- There is no a specific medicine to treat dengue.
- The disease has a pattern according to the seasons: the majority of cases in the southern hemisphere occur in the first part of the year, and the majority of cases in the northern hemisphere occur in the second half.
- Dengue prevention and control must be intersectoral and involve the family and the community.
About Aedes aegypti
Aedes aegypti is the vector that presents the greatest risk of arbovirus transmission in the Americas and is present in almost all countries of the hemisphere (except Canada and continental Chile). It is a domestic mosquito (that lives in and near houses) that reproduces in any artificial or natural container that contains water.
The mosquito can complete its life cycle, from the egg to the adult, in 7-10 days; adult mosquitoes usually live 4 to 6 weeks. The female Aedes aegypti is responsible for the transmission of diseases because she needs human blood for the development of her eggs and for her metabolism. The male does not feed on blood.
The mosquito is most active early in the morning and at dusk, so these are the periods of greatest risk of bites. However, females, who need to continue feeding, will seek a source of blood at other times. The female Aedes aegypti feeds every 3-4 days; however, if they cannot draw enough blood, they continue feeding each moment they can.
Aedes aegypti prefers to lay its eggs in artificial containers that contain water (drums, barrels and tires, mainly) in and around homes, schools and workplaces. Aedes aegypti eggs can withstand dry environmental conditions for more than a year: in fact, this is one of the most important strategies that the species uses to survive and spread.
To eliminate mosquitoes, the following actions are recommended: avoid collecting water in open-air containers (pots, bottles or other containers that can collect water) so that they do not become breeding sites for mosquitoes; adequately cover water tanks and reservoirs to keep mosquitoes away; avoid accumulating garbage, throwing garbage in closed plastic bags.
- PAHO/WHO provides advice and technical support for dengue prevention and control based on a regional strategy adopted by PAHO / WHO member States in 2016, called the "Strategy for arboviral disease prevention and control" (CD55.R6).
- In 2008, PAHO / WHO Member States established a Network of Dengue Laboratories of the Americas (RELDA), to strengthen technical capacities for diagnosing dengue. RELDA has now been expanded to include chikungunya and Zika fever and now comprises 32 laboratories in 26 countries of the Region.
- PAHO/WHO is supporting the development of an integrated dengue surveillance system model in the context of the circulation of other arboviruses to generate standardized information for all the Americas.
- In 2010, PAHO / WHO adapted the 2009 WHO clinical guidelines on the management of dengue patients for use in the Americas. After its implementation, the lethality rate in dengue cases decreased in 2019 from 0,07% to 0,05%, which means a 30% reduction.
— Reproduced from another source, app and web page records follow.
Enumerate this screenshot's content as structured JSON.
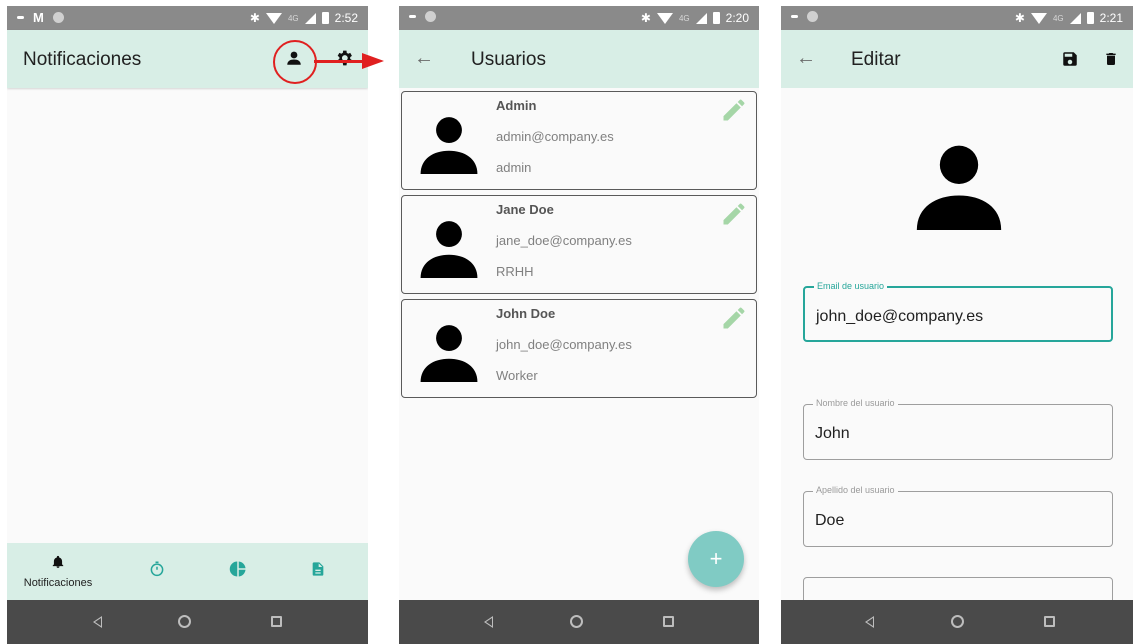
{
  "screens": [
    {
      "status": {
        "time": "2:52"
      },
      "appbar": {
        "title": "Notificaciones",
        "icons": [
          "person-icon",
          "gear-icon"
        ]
      },
      "bottom_nav": {
        "items": [
          {
            "label": "Notificaciones",
            "icon": "bell-icon",
            "selected": true
          },
          {
            "label": "",
            "icon": "timer-icon"
          },
          {
            "label": "",
            "icon": "pie-chart-icon"
          },
          {
            "label": "",
            "icon": "document-icon"
          }
        ]
      }
    },
    {
      "status": {
        "time": "2:20"
      },
      "appbar": {
        "title": "Usuarios",
        "back_icon": "back-arrow-icon"
      },
      "users": [
        {
          "name": "Admin",
          "email": "admin@company.es",
          "role": "admin"
        },
        {
          "name": "Jane Doe",
          "email": "jane_doe@company.es",
          "role": "RRHH"
        },
        {
          "name": "John Doe",
          "email": "john_doe@company.es",
          "role": "Worker"
        }
      ],
      "fab": {
        "label": "+"
      }
    },
    {
      "status": {
        "time": "2:21"
      },
      "appbar": {
        "title": "Editar",
        "icons": [
          "save-icon",
          "trash-icon"
        ]
      },
      "fields": [
        {
          "label": "Email de usuario",
          "value": "john_doe@company.es",
          "focused": true
        },
        {
          "label": "Nombre del usuario",
          "value": "John"
        },
        {
          "label": "Apellido del usuario",
          "value": "Doe"
        },
        {
          "label": "",
          "value": ""
        }
      ]
    }
  ],
  "colors": {
    "appbar": "#d8eee6",
    "status_bar": "#8a8a8a",
    "system_nav": "#4a4a4a",
    "accent": "#26a69a",
    "fab": "#80cbc4",
    "annotation": "#e02020"
  },
  "annotation": {
    "icons": [
      "highlight-circle",
      "right-arrow-icon"
    ]
  }
}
A second edition of the PAHO / WHO clinical guidelines was published in 2015, incorporating new elements, including dengue during pregnancy, dengue in newborns, dengue in the elderly and preparation and response to dengue outbreaks.
- A tool for the diagnosis and care of patients with suspected arbovirosis (dengue, chikungunya and Zika) was published in 2016. Currently, the first clinical guide for arbovirosis is being developed following the GRADE methodology. This guide will be published in 2020.